Her father, Owen persuaded her to join the family business, working alongside her uncle Edwin. In 1937, she became Director, and the business prospered until 1970. Hilda became a world respected grower and authority on roses. She helped design gardens for clients, her flowers won top prizes at Britain's` most prestigious flower shows, and her clients included the Queen Mother and the Churchill Family. She then studied Botany extensively and became an advocate of Wildlife Preservation and preserving the natural countryside.
This brought her into the pollution and energy issues, which, again with her drive to know everything on a subject, led her to produce an essay "What Price Nuclear Power?" She then produced a report on Radioactive Waste Management entitled "An ordinary Citizens View on Radioactive Waste Management" to be presented at the beginnings of an inquiry on the Sizewell B Pressure Water Reactor project proposed for Suffolk. She never got to deliver it.
It was on March 21st 1984, that her home was burgled and some cash taken. Hilda was driven away from her home in her Renault 5 car by a mystery man. It was reported as being driven erratically. It was found abandoned 5 miles away from her home. There was no sign of Hilda. West Mercia Police took three days to find her. Her body was deposited in a copse. She had been beaten and stabbed multiple times. Hilda was cremated 5 months after her death and her ashes scattered at a chalet she had built at Maengwynedd. Her nephew, Robert Green, a Royal Naval Intelligence Officer, believed there was a lot more to his aunt`s death than was admitted, and has fought to bring it to public attention since. Labour MP Tam Dalyell believed the security services were involved.

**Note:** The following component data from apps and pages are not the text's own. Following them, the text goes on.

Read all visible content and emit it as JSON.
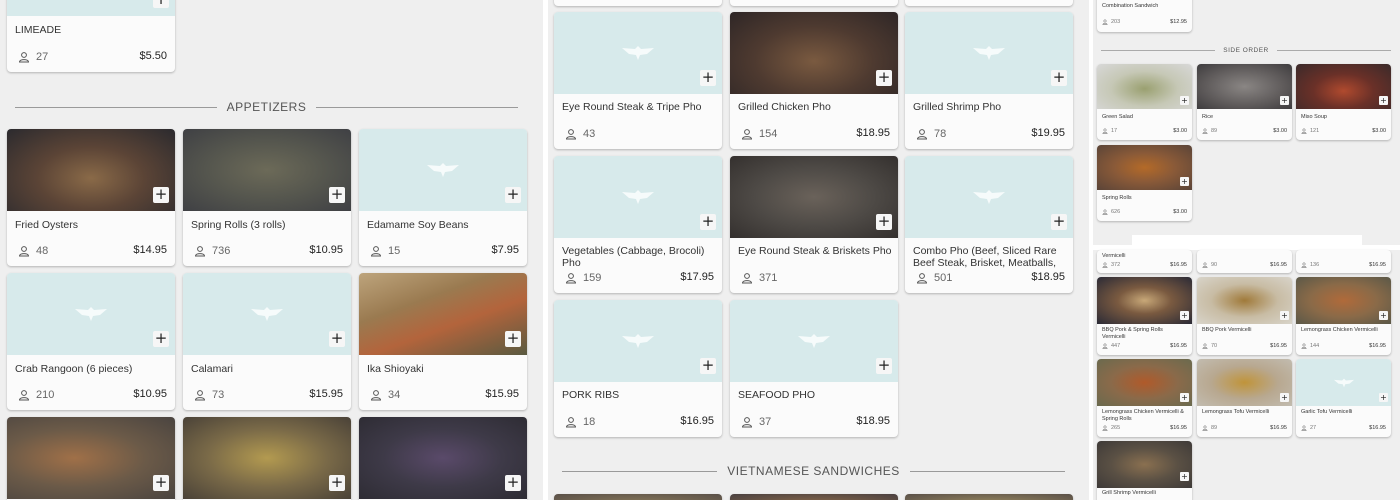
{
  "left_panel": {
    "top_item": {
      "name": "LIMEADE",
      "count": "27",
      "price": "$5.50"
    },
    "section_title": "APPETIZERS",
    "items": [
      {
        "name": "Fried Oysters",
        "count": "48",
        "price": "$14.95"
      },
      {
        "name": "Spring Rolls (3 rolls)",
        "count": "736",
        "price": "$10.95"
      },
      {
        "name": "Edamame Soy Beans",
        "count": "15",
        "price": "$7.95"
      },
      {
        "name": "Crab Rangoon (6 pieces)",
        "count": "210",
        "price": "$10.95"
      },
      {
        "name": "Calamari",
        "count": "73",
        "price": "$15.95"
      },
      {
        "name": "Ika Shioyaki",
        "count": "34",
        "price": "$15.95"
      }
    ]
  },
  "middle_panel": {
    "items": [
      {
        "name": "Eye Round Steak & Tripe Pho",
        "count": "43",
        "price": ""
      },
      {
        "name": "Grilled Chicken Pho",
        "count": "154",
        "price": "$18.95"
      },
      {
        "name": "Grilled Shrimp Pho",
        "count": "78",
        "price": "$19.95"
      },
      {
        "name": "Vegetables (Cabbage, Brocoli) Pho",
        "count": "159",
        "price": "$17.95"
      },
      {
        "name": "Eye Round Steak & Briskets Pho",
        "count": "371",
        "price": ""
      },
      {
        "name": "Combo Pho (Beef, Sliced Rare Beef Steak, Brisket, Meatballs,",
        "count": "501",
        "price": "$18.95"
      },
      {
        "name": "PORK RIBS",
        "count": "18",
        "price": "$16.95"
      },
      {
        "name": "SEAFOOD PHO",
        "count": "37",
        "price": "$18.95"
      }
    ],
    "section_title": "VIETNAMESE SANDWICHES"
  },
  "right_panel": {
    "top_item": {
      "name": "Combination Sandwich",
      "count": "203",
      "price": "$12.95"
    },
    "section_title": "SIDE ORDER",
    "side_items": [
      {
        "name": "Green Salad",
        "count": "17",
        "price": "$3.00"
      },
      {
        "name": "Rice",
        "count": "89",
        "price": "$3.00"
      },
      {
        "name": "Miso Soup",
        "count": "121",
        "price": "$3.00"
      },
      {
        "name": "Spring Rolls",
        "count": "626",
        "price": "$3.00"
      }
    ],
    "lower_partial": [
      {
        "name": "Vermicelli",
        "count": "372",
        "price": "$16.95"
      },
      {
        "name": "",
        "count": "90",
        "price": "$16.95"
      },
      {
        "name": "",
        "count": "136",
        "price": "$16.95"
      }
    ],
    "lower_items": [
      {
        "name": "BBQ Pork & Spring Rolls Vermicelli",
        "count": "447",
        "price": "$16.95"
      },
      {
        "name": "BBQ Pork Vermicelli",
        "count": "70",
        "price": "$16.95"
      },
      {
        "name": "Lemongrass Chicken Vermicelli",
        "count": "144",
        "price": "$16.95"
      },
      {
        "name": "Lemongrass Chicken Vermicelli & Spring Rolls",
        "count": "265",
        "price": "$16.95"
      },
      {
        "name": "Lemongrass Tofu Vermicelli",
        "count": "89",
        "price": "$16.95"
      },
      {
        "name": "Garlic Tofu Vermicelli",
        "count": "27",
        "price": "$16.95"
      },
      {
        "name": "Grill Shrimp Vermicelli",
        "count": "",
        "price": ""
      }
    ]
  },
  "icons": {
    "add": "plus-icon",
    "people": "user-icon",
    "placeholder": "logo-wings-icon"
  },
  "colors": {
    "panel_bg": "#efefef",
    "placeholder_bg": "#d7eaeb",
    "card_bg": "#fbfbfb"
  }
}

In 2005, in a cold case review, DNA tests were carried out on items at the home and fingerprints led Police to an individual named Andrew George, and so he was charged with her murder. George was just sixteen at the time. He was convicted and sentenced to a minimum of fifteen years. The Court of Appeal upheld his conviction the following year. Yet there were very troubling aspects of the case that made it too pat for Robert Green and others. For instance, George could not drive, and he did not match the description of the man driving the Renault. Others have pointed out the route to the car to the murder scene was much too difficult to have taken an elderly lady, particularly if you were just 16 and on your own. Police say that George killed her in the copse on 21st, a wednesday, and she was found on the saturday. Tam Dalyell pointed out that a farmer and his dog, did a search of the copse on the thursday, yet he found nothing. In 2012, leading Barrister Michael Mansfield asked for a full enquiry into her death and discover how much information on her death is held by MI5. Former Crimewatch presenter Sue Cook, believes there was more to this case than has been admitted. One of the first cases she presented on Crimewatch was the murder of Hilda Murrell. There is a blog to this case with more information on. Go to www.hildamurrell.org.